The beat on “Portals” instantly dawns a trance like state to the listener. Zen warns us, or possibly a reminder to himself, to be careful of those who will try to steal your energy, using a relationship between a man & woman as example. The track splits into part 2, “No Good”. No Good sees the protagonist giving into the woman's advances, backing vocals are reminiscent of Kid Cudi’s, the beat has a tropical flare to it, while still pertaining to the space-like, reverb aesthetic of the instrumentals on this project

“4get U” is your typical trap love song, examining the how this woman makes the artist feel, relating it to taking various drugs. A highlight of this project is just how seamless the instrumentals flow into each other.

The trap banger “Sacrifice”, deviates slightly from the spacy instrumental of earlier. Zen speaks about how he lost his innocence at a young age, thus making him the way he is. Unfortunately, this is one of the weaker tracks, not much of the idea brought about in the hook is expanded upon by Zen in the subsequent verses. A flaw that comes up again later in the project.

This leads us to “Psych Ward”, Another track that emerges above the fray, due to its direct approach both instrumentally & lyrically. The song details Zen’s current state of mind, bothered by negatives of  finances, women, and his thoughts. Here we see a more focused Zen, one who brings up topics of discussion in the hook, then expands upon them one by one in his verses.

The sad boy banger, “Schizoaffective” finds Zen asking the audience if they can still appreciate, and respect his art, despite the fact of his mental condition. A very vulnerable position to make on a song, I applaud him for doing so.

“Bring It Back Buss it Back” details Zen’s intentions in pursuing a relationship, differing from the norm of what most think rappers/performers look for. The unexpected beat switch beautifully transitions to Zen restating earlier motifs such as loneliness, his mental state, using drugs to cope, and women trying to understand him.  

It seems to me the only thing stopping Zen Gnarly from achieving greatness is himself. One of the weaker tracks, “Wrong” is carried mostly by a generic instrumental and is not as thematically coherent as the previous tracks.

Zen Gnarly fortunately closes the project on a high note, “Nothing Is Everything / Back 2 Da Future”. This track encapsulates everything said throughout album, capping the song off is a beat switch up into a very chilled trap banger. This outro sees Zen unleashing a flurry of ideas, thoughts, and speculations, leaving the listener with things to think about.

Overall, 333 Dimensions is a project in which its best tracks excel at revealing the mind of the artist. At the same time, the weaker tracks, put his flaws on full display, interestingly showing the dichotomy in Zen Gnarly mental state throughout the creative process.. There is no doubt when focused, Zen produces great work, and there is obvious talent here on this project. The downsides are, because of his talent, we are let down when he does not arise to the occasion on some tracks. Overall, this is an improvement from his previous work. A step in the right direction.
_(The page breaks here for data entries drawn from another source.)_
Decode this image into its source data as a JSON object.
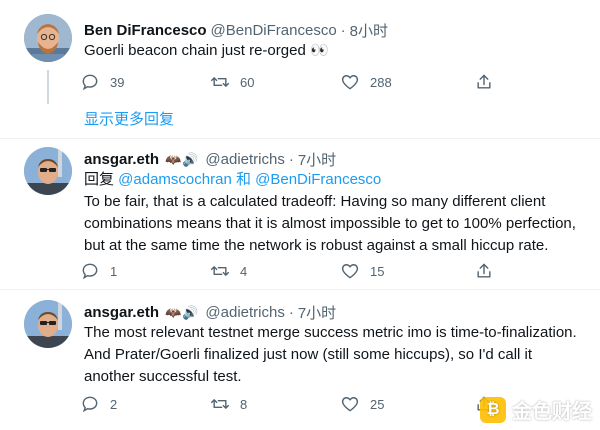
{
  "tweet1": {
    "name": "Ben DiFrancesco",
    "handle": "@BenDiFrancesco",
    "time": "8小时",
    "text": "Goerli beacon chain just re-orged 👀",
    "replies": "39",
    "retweets": "60",
    "likes": "288"
  },
  "show_more": "显示更多回复",
  "tweet2": {
    "name": "ansgar.eth",
    "badges": "🦇🔊",
    "handle": "@adietrichs",
    "time": "7小时",
    "reply_prefix": "回复 ",
    "reply_to_1": "@adamscochran",
    "reply_and": " 和 ",
    "reply_to_2": "@BenDiFrancesco",
    "text": "To be fair, that is a calculated tradeoff: Having so many different client combinations means that it is almost impossible to get to 100% perfection, but at the same time the network is robust against a small hiccup rate.",
    "replies": "1",
    "retweets": "4",
    "likes": "15"
  },
  "tweet3": {
    "name": "ansgar.eth",
    "badges": "🦇🔊",
    "handle": "@adietrichs",
    "time": "7小时",
    "text": "The most relevant testnet merge success metric imo is time-to-finalization. And Prater/Goerli finalized just now (still some hiccups), so I'd call it another successful test.",
    "replies": "2",
    "retweets": "8",
    "likes": "25"
  },
  "watermark": "金色财经",
  "colors": {
    "link": "#1d9bf0",
    "secondary": "#536471",
    "text": "#0f1419"
  }
}
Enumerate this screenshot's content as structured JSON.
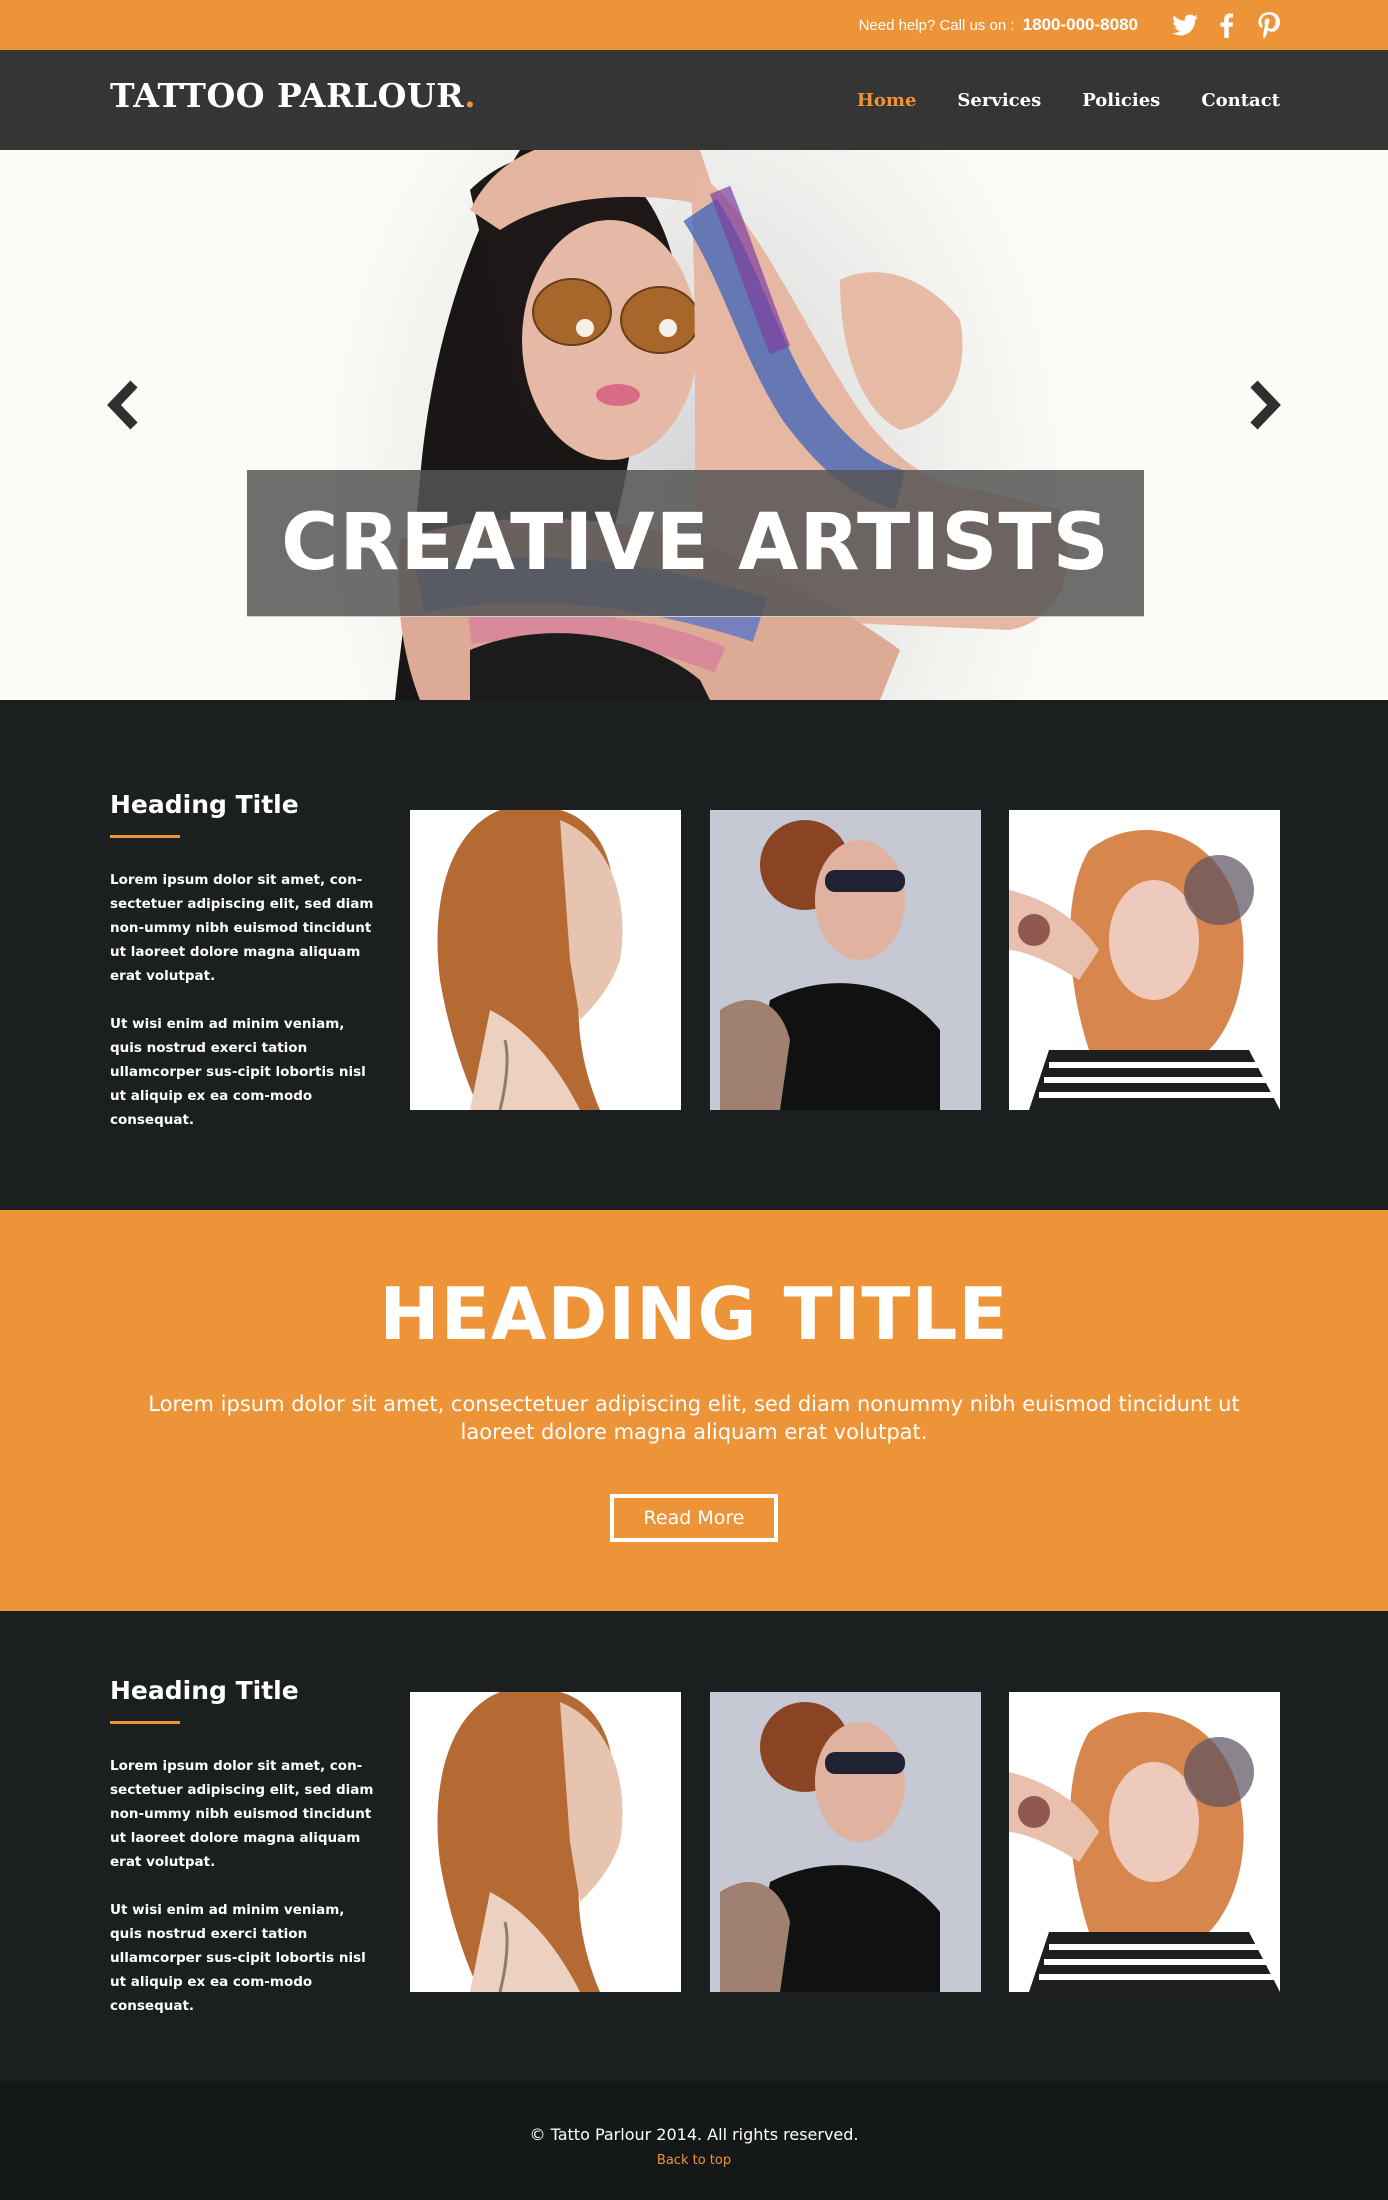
{
  "topbar": {
    "help_text": "Need help?  Call us on :",
    "phone": "1800-000-8080",
    "social": [
      "twitter-icon",
      "facebook-icon",
      "pinterest-icon"
    ]
  },
  "header": {
    "logo": "TATTOO PARLOUR",
    "logo_dot": ".",
    "nav": [
      "Home",
      "Services",
      "Policies",
      "Contact"
    ],
    "active_nav": "Home"
  },
  "hero": {
    "caption": "CREATIVE ARTISTS",
    "prev_icon": "chevron-left-icon",
    "next_icon": "chevron-right-icon"
  },
  "section1": {
    "heading": "Heading Title",
    "para1": "Lorem ipsum dolor sit amet, con-sectetuer adipiscing elit, sed diam non-ummy nibh euismod tincidunt ut laoreet dolore magna aliquam erat volutpat.",
    "para2": "Ut wisi enim ad minim veniam, quis nostrud exerci tation ullamcorper sus-cipit lobortis nisl ut aliquip ex ea com-modo consequat."
  },
  "band": {
    "heading": "HEADING TITLE",
    "text": "Lorem ipsum dolor sit amet, consectetuer adipiscing elit, sed diam nonummy nibh euismod tincidunt ut laoreet dolore magna aliquam erat volutpat.",
    "button": "Read More"
  },
  "section2": {
    "heading": "Heading Title",
    "para1": "Lorem ipsum dolor sit amet, con-sectetuer adipiscing elit, sed diam non-ummy nibh euismod tincidunt ut laoreet dolore magna aliquam erat volutpat.",
    "para2": "Ut wisi enim ad minim veniam, quis nostrud exerci tation ullamcorper sus-cipit lobortis nisl ut aliquip ex ea com-modo consequat."
  },
  "footer": {
    "copyright": "© Tatto Parlour 2014. All rights reserved.",
    "back_to_top": "Back to top"
  },
  "colors": {
    "accent": "#ed9338",
    "header_bg": "#353535",
    "section_bg": "#1b1f20",
    "footer_bg": "#151819"
  }
}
Best Track(s): “Portals/No Good”, “Psych Ward”, “Schizoaffective”

Worst Track(s): “Sacrifice”, “Wrong”  

Score: 7/10

-Sam Morgan